“…I eventually had to go to the Supreme Court to get my license.  So, it was Lincoln Deal and Jetlink Adventures against the Ministry of Transport and Aviation, the Attorney General’s Office and the Port Authority.”

Deal recalled his ordeal, which lasted almost three years.

“I remember walking into government agencies, being thrown out of the room and being escorted off the property (in one instance) by defense force officers,” Deal recalled.

He said he feels prejudice had much to do with the resistance he experienced.

He emphasized that while trying to pursue his very venture, he was constantly told, “no, it cannot happen”,  “there is nothing you can do, just give up”.

Nonetheless, Deal said, he remained tenacious and never gave up, even though he claimed he was told by a government official  to “let someone else take the face of my idea”.

Additionally, Deal said, he worked arduously for months on end to ensure he had all the necessary paperwork the various government departments required.

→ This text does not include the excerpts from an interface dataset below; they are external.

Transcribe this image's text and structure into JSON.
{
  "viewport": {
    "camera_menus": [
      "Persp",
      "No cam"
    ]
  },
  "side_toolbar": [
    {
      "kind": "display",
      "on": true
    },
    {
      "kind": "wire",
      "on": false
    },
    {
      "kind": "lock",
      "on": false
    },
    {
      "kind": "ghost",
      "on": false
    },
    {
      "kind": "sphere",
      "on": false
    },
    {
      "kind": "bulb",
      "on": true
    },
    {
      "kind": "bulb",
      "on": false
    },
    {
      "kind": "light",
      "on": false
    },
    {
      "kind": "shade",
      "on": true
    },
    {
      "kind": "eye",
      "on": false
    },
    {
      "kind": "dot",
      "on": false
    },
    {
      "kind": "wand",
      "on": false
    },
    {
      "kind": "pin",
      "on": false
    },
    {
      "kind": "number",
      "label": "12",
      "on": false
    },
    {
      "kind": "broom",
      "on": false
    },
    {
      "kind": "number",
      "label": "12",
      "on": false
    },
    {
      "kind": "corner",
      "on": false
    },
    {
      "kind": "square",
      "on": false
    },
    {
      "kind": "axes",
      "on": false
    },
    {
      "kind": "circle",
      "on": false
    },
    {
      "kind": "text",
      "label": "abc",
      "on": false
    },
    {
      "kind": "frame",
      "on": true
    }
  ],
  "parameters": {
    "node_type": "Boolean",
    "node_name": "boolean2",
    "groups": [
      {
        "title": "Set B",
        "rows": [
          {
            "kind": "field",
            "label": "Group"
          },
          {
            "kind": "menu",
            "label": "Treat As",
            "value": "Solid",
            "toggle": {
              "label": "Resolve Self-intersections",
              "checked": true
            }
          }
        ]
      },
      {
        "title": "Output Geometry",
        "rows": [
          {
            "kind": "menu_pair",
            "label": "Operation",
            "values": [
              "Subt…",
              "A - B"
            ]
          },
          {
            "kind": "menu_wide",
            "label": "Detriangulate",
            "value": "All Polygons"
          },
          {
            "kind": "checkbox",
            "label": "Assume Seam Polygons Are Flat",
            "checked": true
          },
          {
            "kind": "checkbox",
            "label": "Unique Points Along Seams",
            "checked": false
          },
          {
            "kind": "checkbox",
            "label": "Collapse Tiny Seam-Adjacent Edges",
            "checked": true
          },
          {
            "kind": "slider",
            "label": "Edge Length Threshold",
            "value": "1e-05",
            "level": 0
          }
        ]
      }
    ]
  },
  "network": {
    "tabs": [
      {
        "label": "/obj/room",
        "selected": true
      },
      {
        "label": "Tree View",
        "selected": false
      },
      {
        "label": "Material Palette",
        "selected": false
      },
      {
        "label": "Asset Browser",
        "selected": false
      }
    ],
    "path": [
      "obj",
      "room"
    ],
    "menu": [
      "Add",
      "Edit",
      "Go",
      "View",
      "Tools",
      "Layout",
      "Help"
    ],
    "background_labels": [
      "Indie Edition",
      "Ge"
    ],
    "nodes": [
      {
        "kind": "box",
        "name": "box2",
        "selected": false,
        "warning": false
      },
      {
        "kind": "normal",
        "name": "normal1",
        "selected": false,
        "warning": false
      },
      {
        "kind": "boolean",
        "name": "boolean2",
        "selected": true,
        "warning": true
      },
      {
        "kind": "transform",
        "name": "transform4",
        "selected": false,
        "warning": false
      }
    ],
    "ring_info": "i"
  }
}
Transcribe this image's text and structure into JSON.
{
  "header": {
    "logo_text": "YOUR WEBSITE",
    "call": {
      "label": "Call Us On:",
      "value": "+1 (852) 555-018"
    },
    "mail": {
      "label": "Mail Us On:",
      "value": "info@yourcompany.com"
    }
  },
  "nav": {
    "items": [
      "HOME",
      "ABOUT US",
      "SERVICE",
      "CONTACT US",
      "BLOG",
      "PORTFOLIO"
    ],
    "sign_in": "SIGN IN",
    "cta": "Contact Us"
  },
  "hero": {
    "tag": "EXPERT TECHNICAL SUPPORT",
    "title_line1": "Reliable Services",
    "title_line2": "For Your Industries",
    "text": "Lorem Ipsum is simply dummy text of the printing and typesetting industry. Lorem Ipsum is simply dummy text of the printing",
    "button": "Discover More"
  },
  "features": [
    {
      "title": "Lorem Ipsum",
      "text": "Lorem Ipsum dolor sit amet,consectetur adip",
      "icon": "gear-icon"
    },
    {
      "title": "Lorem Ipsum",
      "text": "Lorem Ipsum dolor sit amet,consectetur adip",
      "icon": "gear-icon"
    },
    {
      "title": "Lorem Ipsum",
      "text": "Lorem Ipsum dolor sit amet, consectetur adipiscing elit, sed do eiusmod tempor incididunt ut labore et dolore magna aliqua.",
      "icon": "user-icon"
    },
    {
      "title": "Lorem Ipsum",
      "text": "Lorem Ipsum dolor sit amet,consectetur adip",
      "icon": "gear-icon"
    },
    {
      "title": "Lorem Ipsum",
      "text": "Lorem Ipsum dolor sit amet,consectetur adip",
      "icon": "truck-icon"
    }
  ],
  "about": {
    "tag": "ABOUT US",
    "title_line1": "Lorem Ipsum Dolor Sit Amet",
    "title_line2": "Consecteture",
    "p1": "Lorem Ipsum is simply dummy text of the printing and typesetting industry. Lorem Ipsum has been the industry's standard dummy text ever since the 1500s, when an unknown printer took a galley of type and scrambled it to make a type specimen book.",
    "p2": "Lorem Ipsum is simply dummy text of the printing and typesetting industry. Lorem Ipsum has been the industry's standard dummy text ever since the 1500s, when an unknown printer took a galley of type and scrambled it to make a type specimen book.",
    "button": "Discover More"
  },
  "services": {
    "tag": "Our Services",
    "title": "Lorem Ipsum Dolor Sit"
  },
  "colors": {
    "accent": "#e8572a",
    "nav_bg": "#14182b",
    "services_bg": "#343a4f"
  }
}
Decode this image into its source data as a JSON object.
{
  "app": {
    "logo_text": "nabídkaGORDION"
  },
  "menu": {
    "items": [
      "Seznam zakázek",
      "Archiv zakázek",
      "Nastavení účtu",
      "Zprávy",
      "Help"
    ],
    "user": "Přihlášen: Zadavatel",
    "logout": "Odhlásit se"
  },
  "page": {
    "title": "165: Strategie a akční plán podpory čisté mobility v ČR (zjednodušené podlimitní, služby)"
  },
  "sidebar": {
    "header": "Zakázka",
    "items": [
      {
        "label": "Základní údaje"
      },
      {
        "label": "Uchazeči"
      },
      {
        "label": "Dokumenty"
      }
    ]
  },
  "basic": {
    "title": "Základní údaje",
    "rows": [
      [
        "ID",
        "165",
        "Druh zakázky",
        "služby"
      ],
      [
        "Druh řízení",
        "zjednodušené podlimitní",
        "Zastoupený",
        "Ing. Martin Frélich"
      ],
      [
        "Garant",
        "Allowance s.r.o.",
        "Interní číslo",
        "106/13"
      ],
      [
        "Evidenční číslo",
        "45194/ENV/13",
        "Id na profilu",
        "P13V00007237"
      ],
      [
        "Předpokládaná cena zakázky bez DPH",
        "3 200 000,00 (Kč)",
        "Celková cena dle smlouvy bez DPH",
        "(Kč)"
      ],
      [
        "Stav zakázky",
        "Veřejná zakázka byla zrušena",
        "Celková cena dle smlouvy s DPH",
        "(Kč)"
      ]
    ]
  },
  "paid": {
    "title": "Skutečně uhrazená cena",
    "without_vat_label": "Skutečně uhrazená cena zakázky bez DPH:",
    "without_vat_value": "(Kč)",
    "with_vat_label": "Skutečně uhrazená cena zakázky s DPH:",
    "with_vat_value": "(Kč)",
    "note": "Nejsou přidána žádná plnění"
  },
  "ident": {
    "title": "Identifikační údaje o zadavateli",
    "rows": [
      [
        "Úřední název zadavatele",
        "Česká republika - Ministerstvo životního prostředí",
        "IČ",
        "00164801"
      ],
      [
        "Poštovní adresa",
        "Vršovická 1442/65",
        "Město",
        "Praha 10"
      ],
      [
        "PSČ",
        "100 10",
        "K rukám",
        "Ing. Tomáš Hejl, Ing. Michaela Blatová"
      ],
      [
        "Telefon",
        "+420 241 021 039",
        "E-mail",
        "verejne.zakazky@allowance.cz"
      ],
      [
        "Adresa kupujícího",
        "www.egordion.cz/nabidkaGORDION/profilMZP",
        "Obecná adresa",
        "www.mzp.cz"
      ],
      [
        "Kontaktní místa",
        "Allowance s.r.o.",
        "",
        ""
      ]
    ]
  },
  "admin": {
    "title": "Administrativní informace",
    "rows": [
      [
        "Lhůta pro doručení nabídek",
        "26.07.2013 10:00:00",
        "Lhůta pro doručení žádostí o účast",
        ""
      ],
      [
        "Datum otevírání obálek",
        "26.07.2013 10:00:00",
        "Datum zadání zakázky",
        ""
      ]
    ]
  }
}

He said, “I would’ve gone through all of the relevant channels needed to pursue this license.  I would’ve approached the Port Authority, I even met with the Ministry of Transport and Aviation and I met with the Ministry of Tourism. Tourism loved it.”

However, he claimed, the Port Authority and the Ministry of Transport and Aviation gave the most push back telling him that his idea would not be possible.

“When I got to the Port Department, the issues started coming,” Deal shared.

“First of all, they said ‘no it couldn’t happen because it was too new’.  I had to go back and provide more research to show where it (Jet Pack) was happening in different parts of the Caribbean and the safety record was impeccable,” he said.

Furthermore, to prove his operation was in line with safety regulations, Deal said, “I got US Coast Guard endorsements.  Basically, I supplemented my proposal showing them the safety precautions and showing where this can work instead of this can’t work.”

After conducting his due diligence, Deal said he was still told no.  It was then he said, that he approached a lawyer.

In response to Deal, former Minister of Transport and Aviation Glenys Hanna-Martin explained to Eyewitness News, that her ministry needed to ensure regulations were in place in the water sport industry, before allowing the introduction of a new water feature product for Bahamians and tourists.

“First off, he was introducing a new product that was not in the range of products that were available,” Hanna-Martin insisted.

“We had an issue with man power and, there was also a question about what regulations covered this type of product, because it went up in the air and came back down.

“Prior to that we had the banana boat and jet ski which were regulated, but we did not have any regulations to cover this.”

Further, Hanna-Martin explained, that it was during a time when her ministry was seeking to introduce new regulations to cover it but there were still concerns.

“We were also advised that this type of product had a number of concerns. It was a fairly new product in the market globally, and there were also environmental concerns and just concerns about the product itself; especially in areas where you have concentrated water sports.

“So, based on that, there was a decision made that because it did not fall within the regulations, it was advised that we not license it.”

Additionally, she said, Deal was interested in occupying the same water space (and essentially airspace) as the jet ski operators.

“We were taking a more conservative safety approach and just wanted to ensure safety. In addition, from an international standpoint, we also wanted to adhere to all safety regulations,” she said.

He expressed interest in Junkanoo Beach, and at that time, the Ministry of Tourism did not approve it because of cruise ships coming into that area.

Ultimately Hanna-Martin said, “we found a spot for him and he resisted us on that. He wanted to go where he wanted to go.”

Needless to say, Deal ultimately won the Supreme Court Case against the Ministry of Transport and Aviation and the Port Authority, which subsequently resulted in his business license being approved.

Deal said he eventually gained funding from the Bahamas Entrepreneurial Venture Fund.

He described the entire process he endured as “humbling” and said that it “taught me to trust the process.  I took more rejections than wins.

“My entrepreneurial journey was very tough for lack of a better word.…”

Today, Deal operates a sophisticated operation with different locations in New Providence.